And when you go onto GitHub and you look around, there are millions and millions of projects, almost all of which are source code, but if you look around the edges, you can see people experimenting with the political ramifications of a system like that. Someone put up all the WikiLeaked cables from the State Department, along with software used to interpret them, including my favorite use ever of the Cablegate cables which is a tool for detecting naturally occurring haiku in State Department prose. The New York Senate has put up something called Open Legislation, also hosting it on GitHub, again for all of the reasons of updating and fluidity. You can go and pick your senator, and then you can see a list of bills they have sponsored. Someone going by Divegeek has put up the Utah Code, the laws of the state of Utah, and they've put it up there not just to distribute the code, but with the very interesting possibility that this could be used to further the development of legislation. Somebody put up a tool during the copyright debate last year in the Senate, saying, “It's strange that Hollywood has more access to Canadian legislators than Canadian citizens do. Why don't we use GitHub to show them what a citizen-developed bill might look like?” And it includes this very evocative screenshot. This is called a “diff” – this thing on the right here. This shows you, for text that many people are editing, when a change was made, who made it, and what the change is. The stuff in red is the stuff that got deleted. The stuff in green is the stuff that got added. Programmers take this capability for granted. No democracy anywhere in the world offers this feature to its citizens for either legislation or for budgets, even though those are the things done with our consent and with our money.
Now, I would love to tell you that the fact that the open-source programmers have worked out a collaborative method that is large-scale, distributed, cheap, and in sync with the ideals of democracy... I would love to tell you that because those tools are in place, the innovation is inevitable. But it's not. Part of the problem, of course, is just a lack of information.

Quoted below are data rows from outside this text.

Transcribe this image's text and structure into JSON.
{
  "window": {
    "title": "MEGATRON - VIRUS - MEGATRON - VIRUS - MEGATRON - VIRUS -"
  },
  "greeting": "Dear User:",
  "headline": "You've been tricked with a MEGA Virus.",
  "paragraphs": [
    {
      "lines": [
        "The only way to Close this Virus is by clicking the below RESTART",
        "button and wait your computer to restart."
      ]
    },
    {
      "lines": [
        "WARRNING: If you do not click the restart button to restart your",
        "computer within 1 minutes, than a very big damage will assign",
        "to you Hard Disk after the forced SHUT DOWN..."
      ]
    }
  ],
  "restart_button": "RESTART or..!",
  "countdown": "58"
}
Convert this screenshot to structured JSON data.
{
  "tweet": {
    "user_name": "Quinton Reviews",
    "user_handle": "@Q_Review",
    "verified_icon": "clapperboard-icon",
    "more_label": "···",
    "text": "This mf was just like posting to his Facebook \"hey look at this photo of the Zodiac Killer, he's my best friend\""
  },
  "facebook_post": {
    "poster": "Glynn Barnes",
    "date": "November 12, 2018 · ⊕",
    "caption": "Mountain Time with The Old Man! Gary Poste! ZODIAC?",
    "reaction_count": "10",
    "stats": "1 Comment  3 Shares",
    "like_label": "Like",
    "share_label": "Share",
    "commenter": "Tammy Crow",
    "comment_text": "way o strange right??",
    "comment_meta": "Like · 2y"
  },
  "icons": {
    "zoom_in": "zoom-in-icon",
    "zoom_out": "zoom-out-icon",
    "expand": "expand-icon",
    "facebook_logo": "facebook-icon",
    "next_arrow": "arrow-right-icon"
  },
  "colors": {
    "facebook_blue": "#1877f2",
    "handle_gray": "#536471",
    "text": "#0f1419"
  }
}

Somebody put a question up on Quora, saying, “Why is it that lawmakers don't use distributed version control?” This, graphically, was the answer. And that is indeed part of the problem, but only part. The bigger problem, of course, is power. The people experimenting with participation don't have legislative power, and the people who have legislative power are not experimenting with participation. They are experimenting with openness. There's no democracy worth the name that doesn't have a transparency move, but transparency is openness in only one direction, and being given a dashboard without a steering wheel has never been the core promise a democracy makes to its citizens.
So consider this. The thing that got Martha Payne's opinions out into the public was a piece of technology, but the thing that kept them there was political will. It was the expectation of the citizens that she would not be censored. That's now the state we're in with these collaboration tools. We have them. We've seen them. They work. Can we use them? Can we apply the techniques that worked here to this?
T.S. Eliot once said, “One of the most momentous things that can happen to a culture is that they acquire a new form of prose.” I think that's wrong, but I think it's right for argumentation. Right? A momentous thing that can happen to a culture is they can acquire a new style of arguing: trial by jury, voting, peer review, now this. A new form of arguing has been invented in our lifetimes, in the last decade, in fact. It's large, it's distributed, it's low-cost, and it's compatible with the ideals of democracy. The question for us now is: Are we going to let the programmers keep it to themselves, or are we going to try and take it and press it into service for society at large?
Thank you for listening. Thank you. Thank you.